**PROBLEM STATEMENT:** Search the material for the word "structured" and report each line where it turns up.

**SUPPLIED DATA:**
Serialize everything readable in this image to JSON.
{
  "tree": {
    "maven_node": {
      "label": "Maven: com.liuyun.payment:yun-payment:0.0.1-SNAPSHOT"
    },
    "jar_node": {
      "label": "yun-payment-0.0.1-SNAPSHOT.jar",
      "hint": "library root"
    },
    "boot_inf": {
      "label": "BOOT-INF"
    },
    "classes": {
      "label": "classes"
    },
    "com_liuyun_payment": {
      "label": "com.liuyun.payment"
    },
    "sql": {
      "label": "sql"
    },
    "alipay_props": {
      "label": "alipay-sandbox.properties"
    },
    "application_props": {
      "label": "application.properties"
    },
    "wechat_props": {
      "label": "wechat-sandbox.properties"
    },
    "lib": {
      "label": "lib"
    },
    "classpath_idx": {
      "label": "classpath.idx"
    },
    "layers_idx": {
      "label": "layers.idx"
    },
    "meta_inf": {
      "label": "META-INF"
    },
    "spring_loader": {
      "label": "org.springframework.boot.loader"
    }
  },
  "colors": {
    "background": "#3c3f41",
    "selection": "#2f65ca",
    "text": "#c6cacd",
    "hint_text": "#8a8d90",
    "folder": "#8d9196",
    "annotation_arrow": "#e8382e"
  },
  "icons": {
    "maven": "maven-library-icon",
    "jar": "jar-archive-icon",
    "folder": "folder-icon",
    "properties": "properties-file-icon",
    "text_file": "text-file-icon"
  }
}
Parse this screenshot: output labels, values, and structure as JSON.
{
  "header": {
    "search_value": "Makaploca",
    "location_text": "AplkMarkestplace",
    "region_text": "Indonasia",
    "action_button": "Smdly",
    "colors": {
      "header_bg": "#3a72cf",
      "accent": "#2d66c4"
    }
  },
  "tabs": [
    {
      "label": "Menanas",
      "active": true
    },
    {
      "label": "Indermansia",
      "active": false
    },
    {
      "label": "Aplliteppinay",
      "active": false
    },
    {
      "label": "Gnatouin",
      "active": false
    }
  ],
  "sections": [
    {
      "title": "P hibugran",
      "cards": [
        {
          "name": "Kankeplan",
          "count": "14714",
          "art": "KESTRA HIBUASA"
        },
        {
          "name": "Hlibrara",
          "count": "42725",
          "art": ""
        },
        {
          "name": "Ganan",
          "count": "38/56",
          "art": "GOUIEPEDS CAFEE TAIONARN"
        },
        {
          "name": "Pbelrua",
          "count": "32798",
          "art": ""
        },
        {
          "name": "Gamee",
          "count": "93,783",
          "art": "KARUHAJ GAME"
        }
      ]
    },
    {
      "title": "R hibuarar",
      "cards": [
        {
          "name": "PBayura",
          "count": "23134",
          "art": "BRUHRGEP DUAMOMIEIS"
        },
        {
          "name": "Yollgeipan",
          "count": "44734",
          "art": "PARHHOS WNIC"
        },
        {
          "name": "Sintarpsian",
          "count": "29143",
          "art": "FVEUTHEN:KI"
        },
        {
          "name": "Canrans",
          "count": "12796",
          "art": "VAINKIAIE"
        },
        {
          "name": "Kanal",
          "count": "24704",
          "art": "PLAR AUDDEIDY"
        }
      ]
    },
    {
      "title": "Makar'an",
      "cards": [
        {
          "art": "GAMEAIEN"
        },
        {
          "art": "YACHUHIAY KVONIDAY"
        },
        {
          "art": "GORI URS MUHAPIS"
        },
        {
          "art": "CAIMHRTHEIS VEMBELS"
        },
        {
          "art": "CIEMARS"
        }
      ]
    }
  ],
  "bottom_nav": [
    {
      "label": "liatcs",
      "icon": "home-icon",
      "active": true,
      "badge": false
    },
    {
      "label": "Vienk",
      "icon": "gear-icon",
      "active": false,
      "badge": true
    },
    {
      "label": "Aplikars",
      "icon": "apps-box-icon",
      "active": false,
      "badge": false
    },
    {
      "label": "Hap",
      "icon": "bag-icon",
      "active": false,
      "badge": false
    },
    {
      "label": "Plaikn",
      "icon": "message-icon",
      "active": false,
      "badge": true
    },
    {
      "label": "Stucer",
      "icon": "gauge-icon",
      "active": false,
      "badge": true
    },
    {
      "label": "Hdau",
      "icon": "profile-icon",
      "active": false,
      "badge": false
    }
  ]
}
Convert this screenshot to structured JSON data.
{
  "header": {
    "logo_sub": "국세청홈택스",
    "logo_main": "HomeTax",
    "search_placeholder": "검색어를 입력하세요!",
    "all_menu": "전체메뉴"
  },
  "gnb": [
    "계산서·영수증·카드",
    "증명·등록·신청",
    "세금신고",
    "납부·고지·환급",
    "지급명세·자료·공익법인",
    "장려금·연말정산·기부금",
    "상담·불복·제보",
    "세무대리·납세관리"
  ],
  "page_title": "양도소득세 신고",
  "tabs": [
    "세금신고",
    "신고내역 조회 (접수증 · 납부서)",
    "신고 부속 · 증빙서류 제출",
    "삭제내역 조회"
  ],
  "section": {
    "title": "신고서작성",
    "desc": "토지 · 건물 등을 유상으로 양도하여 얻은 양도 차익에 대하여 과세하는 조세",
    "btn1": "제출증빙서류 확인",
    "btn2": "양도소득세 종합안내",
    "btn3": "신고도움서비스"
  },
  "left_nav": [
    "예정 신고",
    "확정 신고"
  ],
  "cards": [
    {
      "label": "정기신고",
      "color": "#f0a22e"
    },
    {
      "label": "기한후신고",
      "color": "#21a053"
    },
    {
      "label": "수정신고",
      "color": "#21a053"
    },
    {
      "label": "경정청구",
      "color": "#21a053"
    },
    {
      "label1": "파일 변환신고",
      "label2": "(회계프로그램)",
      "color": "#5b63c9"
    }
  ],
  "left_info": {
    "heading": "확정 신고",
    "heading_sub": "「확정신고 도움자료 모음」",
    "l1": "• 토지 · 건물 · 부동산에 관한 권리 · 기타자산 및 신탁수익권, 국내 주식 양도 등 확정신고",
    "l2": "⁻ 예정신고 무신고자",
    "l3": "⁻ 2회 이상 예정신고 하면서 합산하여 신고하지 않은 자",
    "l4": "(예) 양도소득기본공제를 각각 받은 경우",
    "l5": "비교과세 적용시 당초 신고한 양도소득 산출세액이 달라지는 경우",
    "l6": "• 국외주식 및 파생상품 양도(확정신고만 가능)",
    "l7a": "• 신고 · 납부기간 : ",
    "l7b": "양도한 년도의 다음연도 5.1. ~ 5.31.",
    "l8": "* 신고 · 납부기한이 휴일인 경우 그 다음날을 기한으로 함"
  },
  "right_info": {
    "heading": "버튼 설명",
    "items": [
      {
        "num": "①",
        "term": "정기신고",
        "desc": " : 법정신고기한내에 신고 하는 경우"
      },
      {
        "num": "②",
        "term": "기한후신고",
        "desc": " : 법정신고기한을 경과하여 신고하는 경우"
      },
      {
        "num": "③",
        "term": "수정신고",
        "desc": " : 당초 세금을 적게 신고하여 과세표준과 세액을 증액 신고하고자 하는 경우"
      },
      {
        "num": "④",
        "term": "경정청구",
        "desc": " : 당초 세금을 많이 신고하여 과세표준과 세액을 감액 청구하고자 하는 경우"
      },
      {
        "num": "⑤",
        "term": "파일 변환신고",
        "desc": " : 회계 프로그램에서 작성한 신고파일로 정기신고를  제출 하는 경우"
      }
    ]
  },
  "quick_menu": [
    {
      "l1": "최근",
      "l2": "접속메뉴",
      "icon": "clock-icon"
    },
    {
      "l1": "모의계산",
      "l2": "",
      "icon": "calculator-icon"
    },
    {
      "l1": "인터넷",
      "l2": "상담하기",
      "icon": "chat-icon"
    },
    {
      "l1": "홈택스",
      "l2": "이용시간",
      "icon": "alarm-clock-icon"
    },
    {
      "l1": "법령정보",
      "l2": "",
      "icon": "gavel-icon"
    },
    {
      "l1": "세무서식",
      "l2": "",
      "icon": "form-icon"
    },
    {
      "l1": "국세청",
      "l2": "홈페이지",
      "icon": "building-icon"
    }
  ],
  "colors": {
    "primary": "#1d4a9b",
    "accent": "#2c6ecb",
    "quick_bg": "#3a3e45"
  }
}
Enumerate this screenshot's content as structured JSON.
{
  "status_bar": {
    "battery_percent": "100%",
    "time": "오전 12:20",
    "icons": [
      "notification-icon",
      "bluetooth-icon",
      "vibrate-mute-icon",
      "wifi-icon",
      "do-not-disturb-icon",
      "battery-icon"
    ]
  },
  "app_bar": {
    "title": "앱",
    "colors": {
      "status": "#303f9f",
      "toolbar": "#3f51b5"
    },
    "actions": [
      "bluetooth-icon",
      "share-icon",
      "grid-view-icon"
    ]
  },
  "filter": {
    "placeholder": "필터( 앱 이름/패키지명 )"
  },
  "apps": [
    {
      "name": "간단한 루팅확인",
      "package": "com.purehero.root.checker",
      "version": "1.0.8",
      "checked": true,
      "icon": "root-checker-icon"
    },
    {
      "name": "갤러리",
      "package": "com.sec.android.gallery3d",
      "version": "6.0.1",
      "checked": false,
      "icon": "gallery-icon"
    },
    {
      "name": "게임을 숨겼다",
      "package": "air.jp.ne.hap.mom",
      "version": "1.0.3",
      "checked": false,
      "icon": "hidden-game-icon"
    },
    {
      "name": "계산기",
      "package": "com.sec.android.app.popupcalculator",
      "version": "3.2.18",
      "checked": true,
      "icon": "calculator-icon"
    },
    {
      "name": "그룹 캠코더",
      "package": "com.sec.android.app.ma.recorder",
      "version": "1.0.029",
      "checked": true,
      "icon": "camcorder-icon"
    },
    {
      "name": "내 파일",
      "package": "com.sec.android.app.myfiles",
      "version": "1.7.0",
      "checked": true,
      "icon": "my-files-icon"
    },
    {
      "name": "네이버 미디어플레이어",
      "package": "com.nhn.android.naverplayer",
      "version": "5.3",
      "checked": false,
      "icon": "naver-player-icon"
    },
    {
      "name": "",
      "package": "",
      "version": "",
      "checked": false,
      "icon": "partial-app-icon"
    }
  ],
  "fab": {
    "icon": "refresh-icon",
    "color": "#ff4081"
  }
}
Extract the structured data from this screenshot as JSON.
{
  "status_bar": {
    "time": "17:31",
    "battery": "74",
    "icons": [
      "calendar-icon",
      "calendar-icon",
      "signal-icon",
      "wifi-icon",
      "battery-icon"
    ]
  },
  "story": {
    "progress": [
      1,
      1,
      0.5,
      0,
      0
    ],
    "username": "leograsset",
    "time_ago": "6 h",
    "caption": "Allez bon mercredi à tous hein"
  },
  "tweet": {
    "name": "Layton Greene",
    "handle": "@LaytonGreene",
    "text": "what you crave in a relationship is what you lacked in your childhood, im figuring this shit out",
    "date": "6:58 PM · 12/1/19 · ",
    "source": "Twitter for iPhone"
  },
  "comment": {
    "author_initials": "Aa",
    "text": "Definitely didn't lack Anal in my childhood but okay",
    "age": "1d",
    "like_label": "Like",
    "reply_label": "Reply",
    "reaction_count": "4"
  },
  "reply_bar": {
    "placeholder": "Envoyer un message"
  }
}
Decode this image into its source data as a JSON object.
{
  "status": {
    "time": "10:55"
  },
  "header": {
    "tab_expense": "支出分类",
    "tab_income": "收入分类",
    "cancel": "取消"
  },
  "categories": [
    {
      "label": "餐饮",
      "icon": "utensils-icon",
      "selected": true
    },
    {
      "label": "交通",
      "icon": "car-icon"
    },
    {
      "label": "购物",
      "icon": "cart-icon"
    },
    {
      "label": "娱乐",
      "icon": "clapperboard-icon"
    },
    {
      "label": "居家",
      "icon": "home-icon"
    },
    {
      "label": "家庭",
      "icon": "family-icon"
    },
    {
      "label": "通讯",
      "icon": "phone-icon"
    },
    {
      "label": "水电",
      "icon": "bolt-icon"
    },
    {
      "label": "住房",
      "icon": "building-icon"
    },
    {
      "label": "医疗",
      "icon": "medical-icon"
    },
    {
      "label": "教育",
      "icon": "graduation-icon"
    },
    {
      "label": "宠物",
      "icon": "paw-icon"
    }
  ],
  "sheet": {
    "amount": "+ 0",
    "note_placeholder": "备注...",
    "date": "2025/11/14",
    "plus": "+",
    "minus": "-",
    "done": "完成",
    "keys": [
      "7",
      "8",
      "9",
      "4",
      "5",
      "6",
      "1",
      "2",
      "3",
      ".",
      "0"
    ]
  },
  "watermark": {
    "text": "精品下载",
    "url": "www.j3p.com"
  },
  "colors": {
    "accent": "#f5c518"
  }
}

**RESPONSE:**
Convert this screenshot to structured JSON data.
Enumerate this screenshot's content as structured JSON.
Extract the structured data from this screenshot as JSON.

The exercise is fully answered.